» Work order
What lines of the listing below contain the word "Boundary"? Copy each of them out.

» Exercise material
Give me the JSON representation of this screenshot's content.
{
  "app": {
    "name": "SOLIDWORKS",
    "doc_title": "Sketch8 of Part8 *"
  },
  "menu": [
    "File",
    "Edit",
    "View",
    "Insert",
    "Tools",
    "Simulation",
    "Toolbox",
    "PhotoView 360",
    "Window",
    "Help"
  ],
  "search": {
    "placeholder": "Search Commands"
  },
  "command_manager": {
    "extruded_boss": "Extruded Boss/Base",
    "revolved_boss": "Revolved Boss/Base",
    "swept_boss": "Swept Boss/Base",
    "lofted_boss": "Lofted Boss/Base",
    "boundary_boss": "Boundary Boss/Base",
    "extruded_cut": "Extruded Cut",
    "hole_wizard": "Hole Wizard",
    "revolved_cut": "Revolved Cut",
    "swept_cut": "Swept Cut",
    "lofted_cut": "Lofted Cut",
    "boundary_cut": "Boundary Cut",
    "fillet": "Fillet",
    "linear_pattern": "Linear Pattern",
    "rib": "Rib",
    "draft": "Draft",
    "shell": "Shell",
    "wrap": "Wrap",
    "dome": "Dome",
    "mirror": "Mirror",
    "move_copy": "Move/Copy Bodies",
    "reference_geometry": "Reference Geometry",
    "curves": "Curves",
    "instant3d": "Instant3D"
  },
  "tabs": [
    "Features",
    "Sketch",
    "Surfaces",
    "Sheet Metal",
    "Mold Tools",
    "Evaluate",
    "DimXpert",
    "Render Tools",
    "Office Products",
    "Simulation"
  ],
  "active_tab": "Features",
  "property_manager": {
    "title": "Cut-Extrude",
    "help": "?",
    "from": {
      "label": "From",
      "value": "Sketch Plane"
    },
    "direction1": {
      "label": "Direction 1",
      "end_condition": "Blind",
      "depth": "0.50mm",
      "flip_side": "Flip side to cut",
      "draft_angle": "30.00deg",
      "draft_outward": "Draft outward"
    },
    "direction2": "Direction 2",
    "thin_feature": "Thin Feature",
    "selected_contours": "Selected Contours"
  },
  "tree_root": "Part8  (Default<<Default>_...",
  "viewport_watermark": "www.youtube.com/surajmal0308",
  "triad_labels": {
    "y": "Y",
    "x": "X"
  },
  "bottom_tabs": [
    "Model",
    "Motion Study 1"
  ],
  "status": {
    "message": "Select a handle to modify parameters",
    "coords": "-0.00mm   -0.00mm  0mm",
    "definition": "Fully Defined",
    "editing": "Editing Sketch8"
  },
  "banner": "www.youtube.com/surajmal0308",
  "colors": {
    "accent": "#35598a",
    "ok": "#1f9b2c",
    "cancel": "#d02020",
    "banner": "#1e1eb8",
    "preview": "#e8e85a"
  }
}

» Problem solution
    "boundary_boss": "Boundary Boss/Base",
    "boundary_cut": "Boundary Cut",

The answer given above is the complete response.